Contains peanuts

  • Arachic oil
  • Arachis
  • Arachis hypogaea
  • Artificial nuts
  • Beer nuts
  • Boiled peanuts
  • Cold-pressed, extruded or expelled peanut oil
  • Crushed nuts, crushed peanuts
  • Dry-roasted peanuts
  • Earth nuts
  • Goober peas
  • Goobers
  • Gourmet peanut oil
  • Ground nuts, ground peanuts
  • Hydrolyzed peanut protein
  • Hypogaeic acid
  • Mandelonas (peanuts soaked in almond flavoring)
  • Mixed nuts
  • Monkey nuts
  • No-nuts-flavored nuts
  • Nut pieces
  • Peanuts, peanut butter, peanut butter chips, peanut butter morsels
  • Peanut flour
  • Peanut paste
  • Peanut protein hydrolysate
  • Peanut sauce, peanut syrup
  • Satay
  • Spanish peanuts
  • Virginia peanuts

May contain peanuts

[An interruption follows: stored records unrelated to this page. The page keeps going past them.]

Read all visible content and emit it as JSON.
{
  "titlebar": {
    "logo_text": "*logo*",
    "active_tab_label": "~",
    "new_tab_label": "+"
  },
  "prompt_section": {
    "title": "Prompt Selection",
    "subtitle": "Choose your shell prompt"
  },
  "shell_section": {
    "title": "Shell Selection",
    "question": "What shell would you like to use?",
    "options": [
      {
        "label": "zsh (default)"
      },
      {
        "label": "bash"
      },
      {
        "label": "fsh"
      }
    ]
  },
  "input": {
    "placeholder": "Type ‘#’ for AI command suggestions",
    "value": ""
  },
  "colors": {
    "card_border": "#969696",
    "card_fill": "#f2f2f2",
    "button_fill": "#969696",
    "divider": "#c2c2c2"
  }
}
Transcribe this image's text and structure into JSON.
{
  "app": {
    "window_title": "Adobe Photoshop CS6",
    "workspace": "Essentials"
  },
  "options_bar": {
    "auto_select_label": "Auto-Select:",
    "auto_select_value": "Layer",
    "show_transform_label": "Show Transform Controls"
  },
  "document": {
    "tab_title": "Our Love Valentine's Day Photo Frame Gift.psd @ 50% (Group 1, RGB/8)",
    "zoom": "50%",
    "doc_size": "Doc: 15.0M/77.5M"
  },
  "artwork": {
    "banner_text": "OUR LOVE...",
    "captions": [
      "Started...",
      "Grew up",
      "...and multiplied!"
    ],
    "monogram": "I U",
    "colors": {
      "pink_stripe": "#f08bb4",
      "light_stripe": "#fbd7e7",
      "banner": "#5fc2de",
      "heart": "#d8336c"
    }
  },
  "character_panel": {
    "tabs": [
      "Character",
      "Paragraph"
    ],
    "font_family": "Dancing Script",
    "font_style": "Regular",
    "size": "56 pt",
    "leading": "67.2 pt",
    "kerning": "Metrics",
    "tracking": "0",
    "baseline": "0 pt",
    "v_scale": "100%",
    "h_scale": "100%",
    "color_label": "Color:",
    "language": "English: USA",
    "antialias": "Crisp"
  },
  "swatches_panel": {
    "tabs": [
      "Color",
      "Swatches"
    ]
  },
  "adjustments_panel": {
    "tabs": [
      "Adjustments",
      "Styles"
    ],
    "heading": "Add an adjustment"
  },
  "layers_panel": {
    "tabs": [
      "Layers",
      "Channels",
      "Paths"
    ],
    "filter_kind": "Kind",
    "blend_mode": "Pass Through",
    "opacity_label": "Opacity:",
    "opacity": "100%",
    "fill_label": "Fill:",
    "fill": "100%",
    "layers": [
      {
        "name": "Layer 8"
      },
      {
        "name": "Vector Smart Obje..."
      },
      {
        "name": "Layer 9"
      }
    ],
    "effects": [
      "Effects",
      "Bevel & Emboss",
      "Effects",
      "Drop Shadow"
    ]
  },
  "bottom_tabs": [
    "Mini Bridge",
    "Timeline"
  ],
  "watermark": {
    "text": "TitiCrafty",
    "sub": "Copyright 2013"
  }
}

  • Artificial flavoring
  • Baked goods
  • Baking mixes
  • Candy
  • Cereals
  • Chili
  • Chocolate
  • Cookies
  • Crumb toppings
  • Fried foods
  • Flavoring
  • Graham cracker crust
  • Hydrolyzed plant protein
  • Hydrolyzed vegetable protein
  • Marzipan
  • Natural flavoring
  • Nougat
  • Pastries
  • Praline

Some unexpected sources of peanut

  • Ethnic foods: African, Asian, Chinese, Indian, Indonesian, Mexican, Thai, Vietnamese
  • Sauces, such as: chili sauce, enchilada sauce, hot sauce, pesto, gravy, mole sauce, and salad dressing
  • Egg rolls
  • Pancakes
  • Bread
  • Specialty pizzas
  • Some vegetarian food products, especially those advertised as meat substitutes—includes egg substitutes
  • Glazes and marinades
  • Pet food

Sources and more information: FARE, AllergyExpert.US, Kids With Food Allergies, Mignonne’s Recipe Box